Because of the programs, some employees have received job offers across the company, and it has increased the number of promotion and advancement opportunities for people of color.
"Most positions in those higher levels are built basically on who you know and who knows you," Robinson said. "The reality is, if you look at our leaders, a lot of them, the only diversity they come in contact with is when they come to the workplace."
In 2015, GM Financial's program began with 65 mentees. In 2019, that number grew to 358. Of those participants, 70 mentees received promotions; just over half were women and more than 40 percent were people of color. About 700 employees participate in the program globally, with slightly more than 500 mentees and about 320 mentors.
Much of the program's inspiration came from Robinson's own experience.
"It was really leading more from a place of what was in my heart, and really thinking from a perspective of an African American female," she said. "In some of the circles that I'm in, I am the only African American female — only female, only African American — in the room. What is it that a company could do or say that would speak to me?"
Robinson believes more work is needed on hiring practices, which starts with how lenders craft job applications. Asking for aspirational qualifications or skills that could be learned on the job can scare off potential candidates, she said.

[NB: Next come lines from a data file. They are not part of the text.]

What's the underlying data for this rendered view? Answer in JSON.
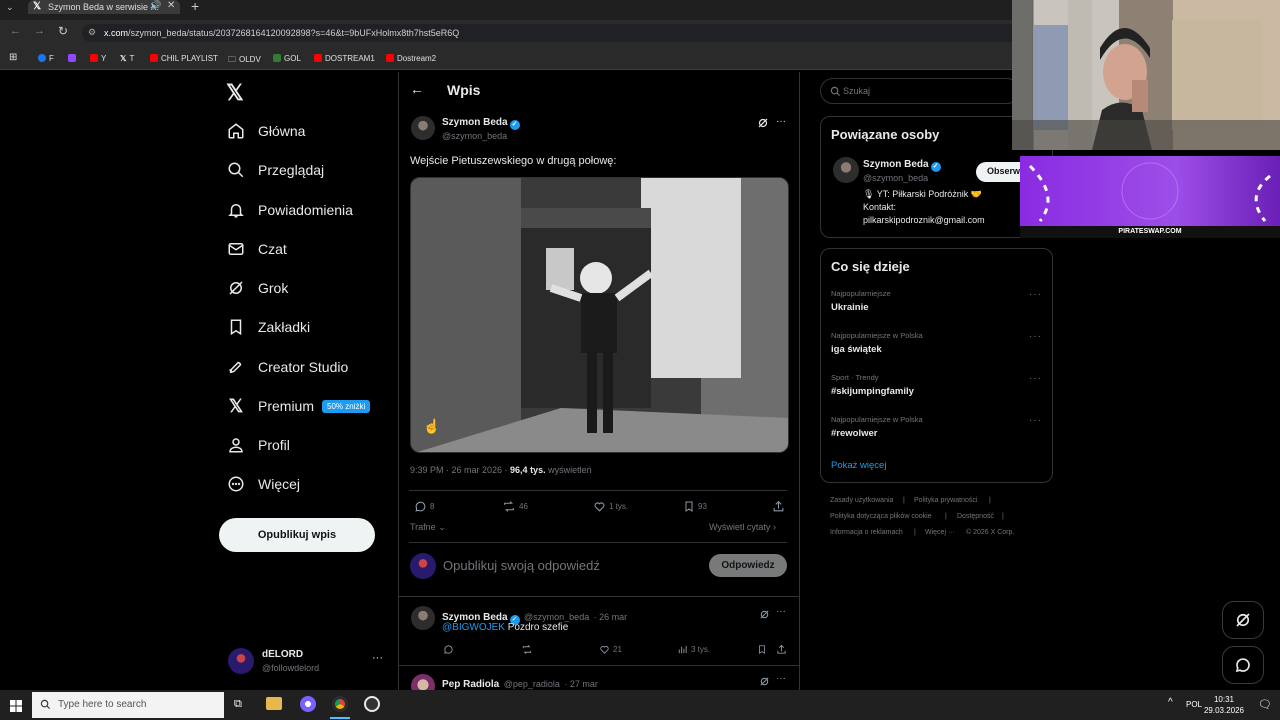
{
  "browser": {
    "tab_title": "Szymon Beda w serwisie X:",
    "url_domain": "x.com",
    "url_path": "/szymon_beda/status/2037268164120092898?s=46&t=9bUFxHolmx8th7hst5eR6Q",
    "bookmarks": [
      "F",
      "Y",
      "T",
      "CHIL PLAYLIST",
      "OLDV",
      "GOL",
      "DOSTREAM1",
      "Dostream2"
    ]
  },
  "nav": {
    "items": [
      "Główna",
      "Przeglądaj",
      "Powiadomienia",
      "Czat",
      "Grok",
      "Zakładki",
      "Creator Studio",
      "Premium",
      "Profil",
      "Więcej"
    ],
    "premium_badge": "50% zniżki",
    "publish_label": "Opublikuj wpis",
    "account_name": "dELORD",
    "account_handle": "@followdelord"
  },
  "post": {
    "header_title": "Wpis",
    "author_name": "Szymon Beda",
    "author_handle": "@szymon_beda",
    "text": "Wejście Pietuszewskiego w drugą połowę:",
    "timestamp": "9:39 PM · 26 mar 2026 · ",
    "views_value": "96,4 tys.",
    "views_label": "wyświetleń",
    "replies": "8",
    "reposts": "46",
    "likes": "1 tys.",
    "bookmarks": "93",
    "sort_label": "Trafne",
    "quotes_label": "Wyświetl cytaty",
    "reply_placeholder": "Opublikuj swoją odpowiedź",
    "reply_button": "Odpowiedz"
  },
  "replies": [
    {
      "name": "Szymon Beda",
      "handle": "@szymon_beda",
      "date": "· 26 mar",
      "mention": "@BIGWOJEK",
      "text": " Pozdro szefie",
      "likes": "21",
      "views": "3 tys."
    },
    {
      "name": "Pep Radiola",
      "handle": "@pep_radiola",
      "date": "· 27 mar"
    }
  ],
  "sidebar": {
    "search_placeholder": "Szukaj",
    "related_title": "Powiązane osoby",
    "related_name": "Szymon Beda",
    "related_handle": "@szymon_beda",
    "follow_label": "Obserwuj",
    "bio_line1": "YT: Piłkarski Podróżnik",
    "bio_line2": "Kontakt:",
    "bio_line3": "pilkarskipodroznik@gmail.com",
    "trends_title": "Co się dzieje",
    "trends": [
      {
        "context": "Najpopularniejsze",
        "name": "Ukrainie"
      },
      {
        "context": "Najpopularniejsze w Polska",
        "name": "iga świątek"
      },
      {
        "context": "Sport · Trendy",
        "name": "#skijumpingfamily"
      },
      {
        "context": "Najpopularniejsze w Polska",
        "name": "#rewolwer"
      }
    ],
    "show_more": "Pokaż więcej",
    "footer": [
      "Zasady użytkowania",
      "Polityka prywatności",
      "Polityka dotycząca plików cookie",
      "Dostępność",
      "Informacja o reklamach",
      "Więcej ···",
      "© 2026 X Corp."
    ]
  },
  "overlay": {
    "banner_caption": "PIRATESWAP.COM"
  },
  "taskbar": {
    "search_placeholder": "Type here to search",
    "language": "POL",
    "time": "10:31",
    "date": "29.03.2026"
  },
  "colors": {
    "accent": "#1d9bf0",
    "background": "#000000",
    "banner": "#8a2be2"
  }
}
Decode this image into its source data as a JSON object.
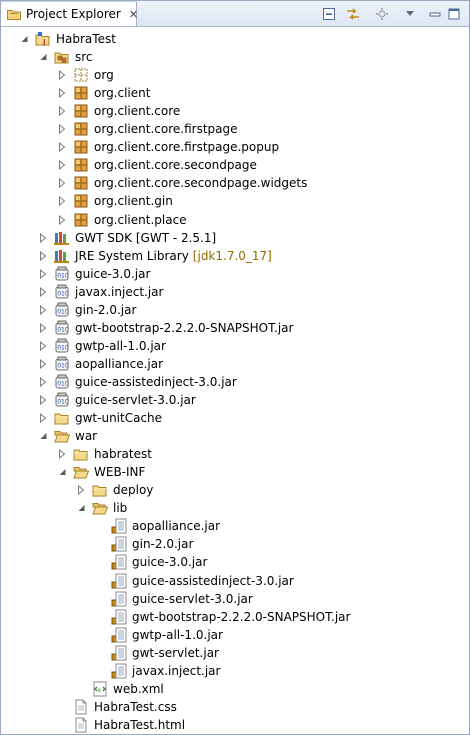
{
  "view": {
    "tab_title": "Project Explorer",
    "close_glyph": "✕"
  },
  "toolbar": {
    "icons": [
      "collapse-all-icon",
      "link-with-editor-icon",
      "filters-icon",
      "view-menu-icon",
      "minimize-icon",
      "maximize-icon"
    ]
  },
  "tree": [
    {
      "label": "HabraTest",
      "icon": "project",
      "expanded": true,
      "depth": 0
    },
    {
      "label": "src",
      "icon": "srcfolder",
      "expanded": true,
      "depth": 1
    },
    {
      "label": "org",
      "icon": "package-empty",
      "expanded": false,
      "depth": 2
    },
    {
      "label": "org.client",
      "icon": "package",
      "expanded": false,
      "depth": 2
    },
    {
      "label": "org.client.core",
      "icon": "package",
      "expanded": false,
      "depth": 2
    },
    {
      "label": "org.client.core.firstpage",
      "icon": "package",
      "expanded": false,
      "depth": 2
    },
    {
      "label": "org.client.core.firstpage.popup",
      "icon": "package",
      "expanded": false,
      "depth": 2
    },
    {
      "label": "org.client.core.secondpage",
      "icon": "package",
      "expanded": false,
      "depth": 2
    },
    {
      "label": "org.client.core.secondpage.widgets",
      "icon": "package",
      "expanded": false,
      "depth": 2
    },
    {
      "label": "org.client.gin",
      "icon": "package",
      "expanded": false,
      "depth": 2
    },
    {
      "label": "org.client.place",
      "icon": "package",
      "expanded": false,
      "depth": 2
    },
    {
      "label": "GWT SDK [GWT - 2.5.1]",
      "icon": "library",
      "expanded": false,
      "depth": 1
    },
    {
      "label": "JRE System Library",
      "icon": "library",
      "expanded": false,
      "depth": 1,
      "decoration": "[jdk1.7.0_17]"
    },
    {
      "label": "guice-3.0.jar",
      "icon": "jar",
      "expanded": false,
      "depth": 1
    },
    {
      "label": "javax.inject.jar",
      "icon": "jar",
      "expanded": false,
      "depth": 1
    },
    {
      "label": "gin-2.0.jar",
      "icon": "jar",
      "expanded": false,
      "depth": 1
    },
    {
      "label": "gwt-bootstrap-2.2.2.0-SNAPSHOT.jar",
      "icon": "jar",
      "expanded": false,
      "depth": 1
    },
    {
      "label": "gwtp-all-1.0.jar",
      "icon": "jar",
      "expanded": false,
      "depth": 1
    },
    {
      "label": "aopalliance.jar",
      "icon": "jar",
      "expanded": false,
      "depth": 1
    },
    {
      "label": "guice-assistedinject-3.0.jar",
      "icon": "jar",
      "expanded": false,
      "depth": 1
    },
    {
      "label": "guice-servlet-3.0.jar",
      "icon": "jar",
      "expanded": false,
      "depth": 1
    },
    {
      "label": "gwt-unitCache",
      "icon": "folder",
      "expanded": false,
      "depth": 1
    },
    {
      "label": "war",
      "icon": "folder-open",
      "expanded": true,
      "depth": 1
    },
    {
      "label": "habratest",
      "icon": "folder",
      "expanded": false,
      "depth": 2
    },
    {
      "label": "WEB-INF",
      "icon": "folder-open",
      "expanded": true,
      "depth": 2
    },
    {
      "label": "deploy",
      "icon": "folder",
      "expanded": false,
      "depth": 3
    },
    {
      "label": "lib",
      "icon": "folder-open",
      "expanded": true,
      "depth": 3
    },
    {
      "label": "aopalliance.jar",
      "icon": "jarfile",
      "depth": 4
    },
    {
      "label": "gin-2.0.jar",
      "icon": "jarfile",
      "depth": 4
    },
    {
      "label": "guice-3.0.jar",
      "icon": "jarfile",
      "depth": 4
    },
    {
      "label": "guice-assistedinject-3.0.jar",
      "icon": "jarfile",
      "depth": 4
    },
    {
      "label": "guice-servlet-3.0.jar",
      "icon": "jarfile",
      "depth": 4
    },
    {
      "label": "gwt-bootstrap-2.2.2.0-SNAPSHOT.jar",
      "icon": "jarfile",
      "depth": 4
    },
    {
      "label": "gwtp-all-1.0.jar",
      "icon": "jarfile",
      "depth": 4
    },
    {
      "label": "gwt-servlet.jar",
      "icon": "jarfile",
      "depth": 4
    },
    {
      "label": "javax.inject.jar",
      "icon": "jarfile",
      "depth": 4
    },
    {
      "label": "web.xml",
      "icon": "xml",
      "depth": 3
    },
    {
      "label": "HabraTest.css",
      "icon": "file",
      "depth": 2
    },
    {
      "label": "HabraTest.html",
      "icon": "file",
      "depth": 2
    }
  ]
}
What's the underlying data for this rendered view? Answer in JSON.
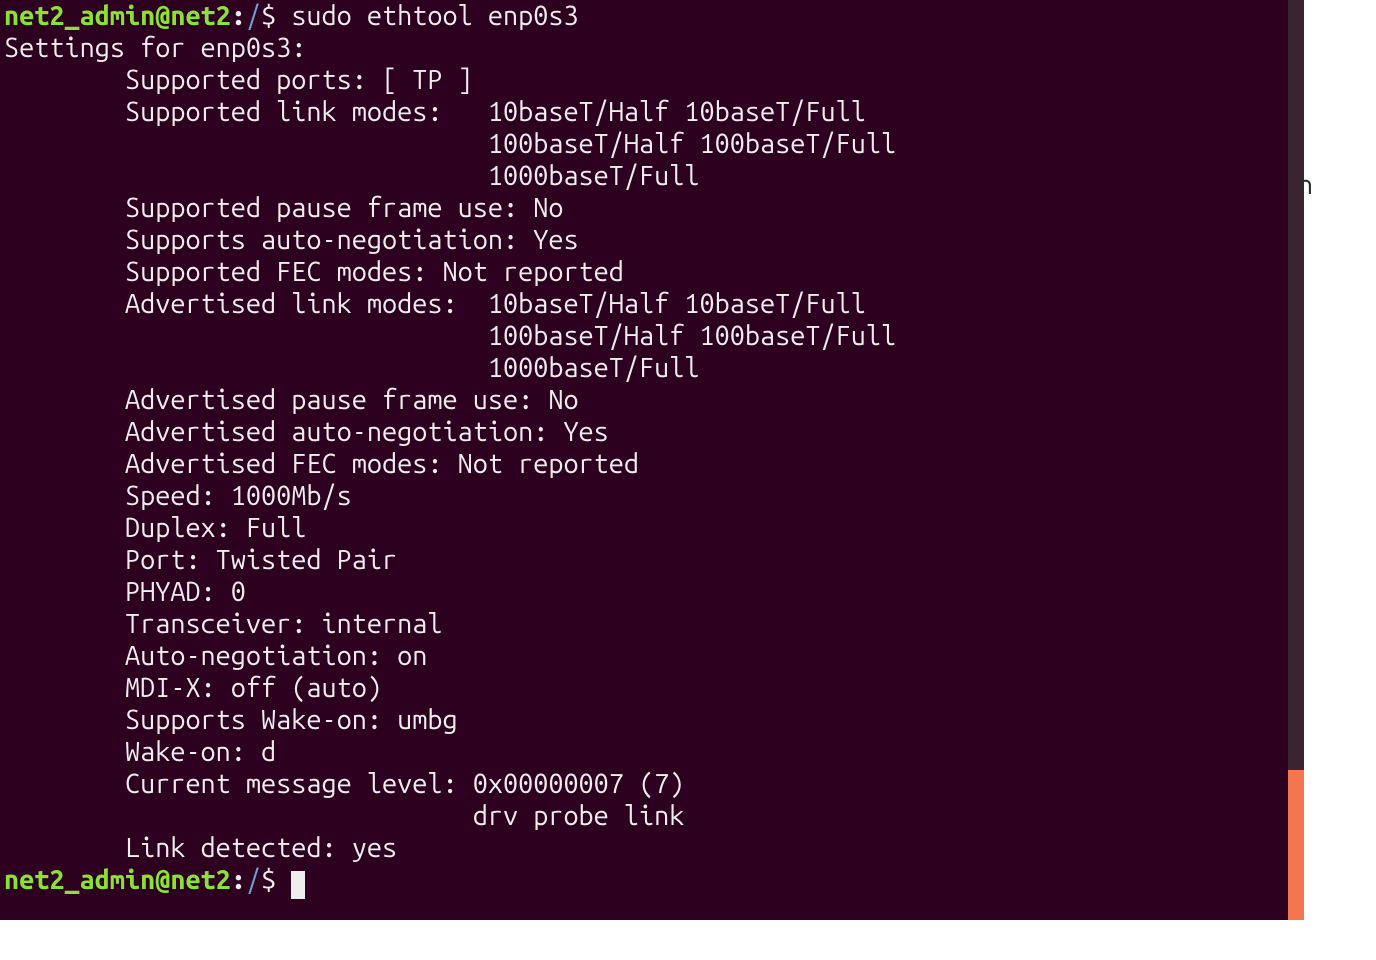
{
  "prompt1": {
    "userhost": "net2_admin@net2",
    "sep": ":",
    "path": "/",
    "dollar": "$ "
  },
  "command": "sudo ethtool enp0s3",
  "prompt2": {
    "userhost": "net2_admin@net2",
    "sep": ":",
    "path": "/",
    "dollar": "$ "
  },
  "output": {
    "l0": "Settings for enp0s3:",
    "l1": "        Supported ports: [ TP ]",
    "l2": "        Supported link modes:   10baseT/Half 10baseT/Full",
    "l3": "                                100baseT/Half 100baseT/Full",
    "l4": "                                1000baseT/Full",
    "l5": "        Supported pause frame use: No",
    "l6": "        Supports auto-negotiation: Yes",
    "l7": "        Supported FEC modes: Not reported",
    "l8": "        Advertised link modes:  10baseT/Half 10baseT/Full",
    "l9": "                                100baseT/Half 100baseT/Full",
    "l10": "                                1000baseT/Full",
    "l11": "        Advertised pause frame use: No",
    "l12": "        Advertised auto-negotiation: Yes",
    "l13": "        Advertised FEC modes: Not reported",
    "l14": "        Speed: 1000Mb/s",
    "l15": "        Duplex: Full",
    "l16": "        Port: Twisted Pair",
    "l17": "        PHYAD: 0",
    "l18": "        Transceiver: internal",
    "l19": "        Auto-negotiation: on",
    "l20": "        MDI-X: off (auto)",
    "l21": "        Supports Wake-on: umbg",
    "l22": "        Wake-on: d",
    "l23": "        Current message level: 0x00000007 (7)",
    "l24": "                               drv probe link",
    "l25": "        Link detected: yes"
  },
  "stray": "n"
}
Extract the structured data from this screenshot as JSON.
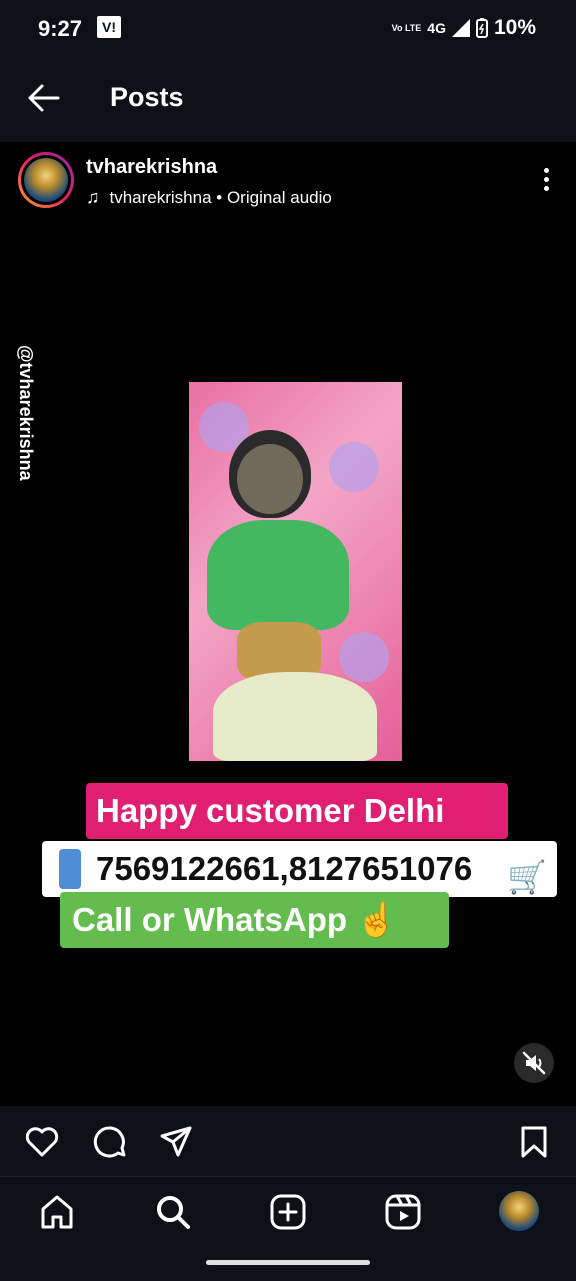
{
  "status": {
    "time": "9:27",
    "carrier_badge": "V!",
    "network_label": "4G",
    "volte": "Vo LTE",
    "battery": "10%"
  },
  "header": {
    "title": "Posts",
    "back_icon": "arrow-left-icon"
  },
  "post": {
    "username": "tvharekrishna",
    "audio": "tvharekrishna • Original audio",
    "more_icon": "more-vertical-icon"
  },
  "video": {
    "watermark": "@tvharekrishna",
    "tag_line_1": "Happy customer Delhi",
    "tag_line_2": "7569122661,8127651076",
    "tag_line_3": "Call or WhatsApp ☝",
    "mute_icon": "volume-muted-icon",
    "colors": {
      "pink": "#e01f73",
      "green": "#64bc4f",
      "white": "#ffffff"
    }
  },
  "actions": {
    "icons": [
      "heart-icon",
      "comment-icon",
      "share-icon",
      "bookmark-icon"
    ]
  },
  "nav": {
    "icons": [
      "home-icon",
      "search-icon",
      "create-icon",
      "reels-icon",
      "profile-avatar"
    ]
  }
}
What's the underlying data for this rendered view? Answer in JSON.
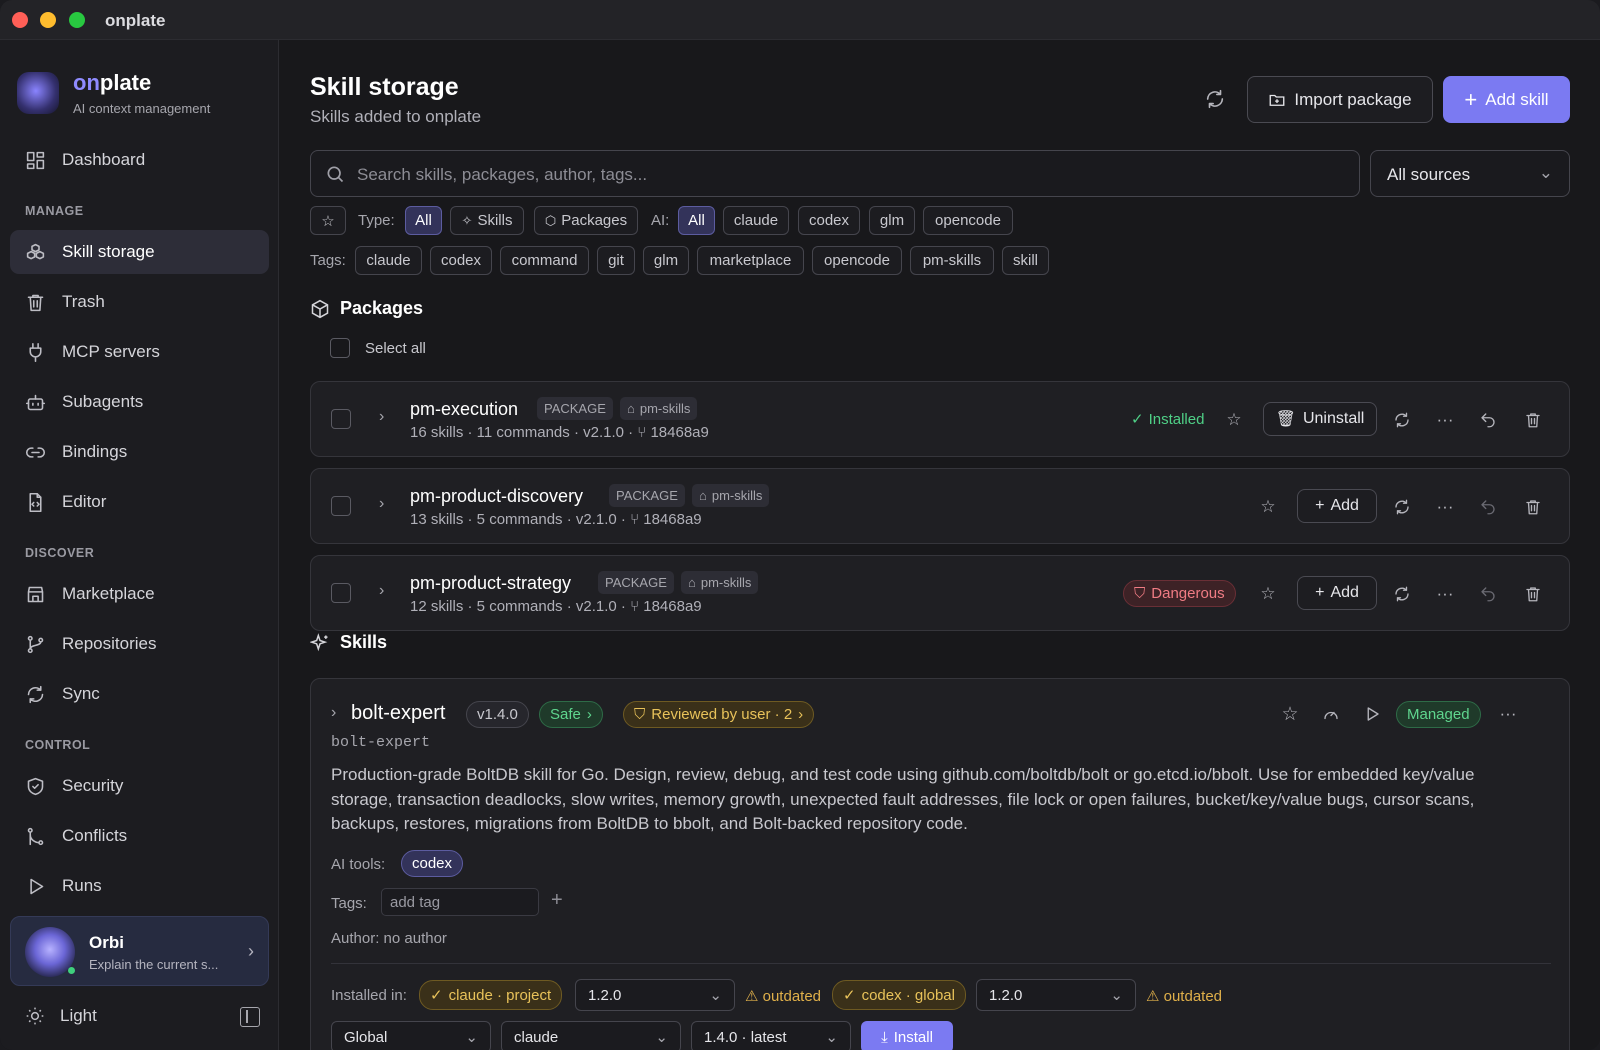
{
  "window": {
    "title": "onplate"
  },
  "brand": {
    "on": "on",
    "plate": "plate",
    "subtitle": "AI context management"
  },
  "nav": {
    "dashboard": "Dashboard",
    "manage": "MANAGE",
    "skill_storage": "Skill storage",
    "trash": "Trash",
    "mcp": "MCP servers",
    "subagents": "Subagents",
    "bindings": "Bindings",
    "editor": "Editor",
    "discover": "DISCOVER",
    "marketplace": "Marketplace",
    "repositories": "Repositories",
    "sync": "Sync",
    "control": "CONTROL",
    "security": "Security",
    "conflicts": "Conflicts",
    "runs": "Runs"
  },
  "orbi": {
    "name": "Orbi",
    "subtitle": "Explain the current s..."
  },
  "theme": {
    "label": "Light"
  },
  "page": {
    "title": "Skill storage",
    "subtitle": "Skills added to onplate",
    "import": "Import package",
    "add": "Add skill"
  },
  "search": {
    "placeholder": "Search skills, packages, author, tags...",
    "source": "All sources"
  },
  "filters": {
    "type_label": "Type:",
    "type_all": "All",
    "type_skills": "Skills",
    "type_packages": "Packages",
    "ai_label": "AI:",
    "ai_all": "All",
    "ai": [
      "claude",
      "codex",
      "glm",
      "opencode"
    ],
    "tags_label": "Tags:",
    "tags": [
      "claude",
      "codex",
      "command",
      "git",
      "glm",
      "marketplace",
      "opencode",
      "pm-skills",
      "skill"
    ]
  },
  "packages": {
    "heading": "Packages",
    "select_all": "Select all",
    "badge": "PACKAGE",
    "items": [
      {
        "name": "pm-execution",
        "source": "pm-skills",
        "meta": "16 skills · 11 commands  · v2.1.0  ·  ⑂ 18468a9",
        "status": "Installed",
        "action": "Uninstall"
      },
      {
        "name": "pm-product-discovery",
        "source": "pm-skills",
        "meta": "13 skills · 5 commands  · v2.1.0  ·  ⑂ 18468a9",
        "status": "",
        "action": "Add"
      },
      {
        "name": "pm-product-strategy",
        "source": "pm-skills",
        "meta": "12 skills · 5 commands  · v2.1.0  ·  ⑂ 18468a9",
        "status": "Dangerous",
        "action": "Add"
      }
    ]
  },
  "skills": {
    "heading": "Skills",
    "item": {
      "name": "bolt-expert",
      "version": "v1.4.0",
      "safe": "Safe",
      "reviewed": "Reviewed by user · 2",
      "managed": "Managed",
      "slug": "bolt-expert",
      "description": "Production-grade BoltDB skill for Go. Design, review, debug, and test code using github.com/boltdb/bolt or go.etcd.io/bbolt. Use for embedded key/value storage, transaction deadlocks, slow writes, memory growth, unexpected fault addresses, file lock or open failures, bucket/key/value bugs, cursor scans, backups, restores, migrations from BoltDB to bbolt, and Bolt-backed repository code.",
      "ai_tools_label": "AI tools:",
      "ai_tool": "codex",
      "tags_label": "Tags:",
      "tag_placeholder": "add tag",
      "author": "Author: no author",
      "installed_label": "Installed in:",
      "install1": "claude · project",
      "ver1": "1.2.0",
      "outdated": "outdated",
      "install2": "codex · global",
      "ver2": "1.2.0",
      "scope": "Global",
      "tool": "claude",
      "version_sel": "1.4.0 · latest",
      "install_btn": "Install"
    }
  }
}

"The words that you were putting on a paper really matter," she said.
Next year, Robinson said the lender plans to initiate a "reverse mentoring" program that will pair millennial employees, which make up more than 50 percent of GM Financial's work force, with senior-level employees.
"We get so excited about a Mary Barra, and then progress stops," she said, referring to the GM CEO. "What I want to see is the consistency in what we're doing ... at the leadership level. For the lenders, I think that the piece that's missing is the lack of women, the lack of professionals of color in those influential leadership positions that are present at the table when decisions are made."
For Exeter Finance, this summer's protests widened the company's focus on diversity and inclusion efforts, said Charita Henderson, vice president of leadership development. A program to attract more diverse employees and foster unity is in its early stages, and the lender was in the process of establishing a women's network before the pandemic hit.
Exeter has two resource groups, one for Black employees and another for women. An LGBTQ+ group and a LatinX group, and a mentorship program, are in the works, Henderson said, with more likely to develop. The groups are open to all employees and are run by employees with executive sponsorship. Exeter has about 1,300 employees nationwide.
"We are not going to put so much structure around it where they are being told how it's going to work," she said. "It's really more about discovery and empowerment."
Thoughtful talent sourcing is another avenue Exeter's support networks are investigating, Henderson said, such as partnering with historically Black colleges and universities on job fairs.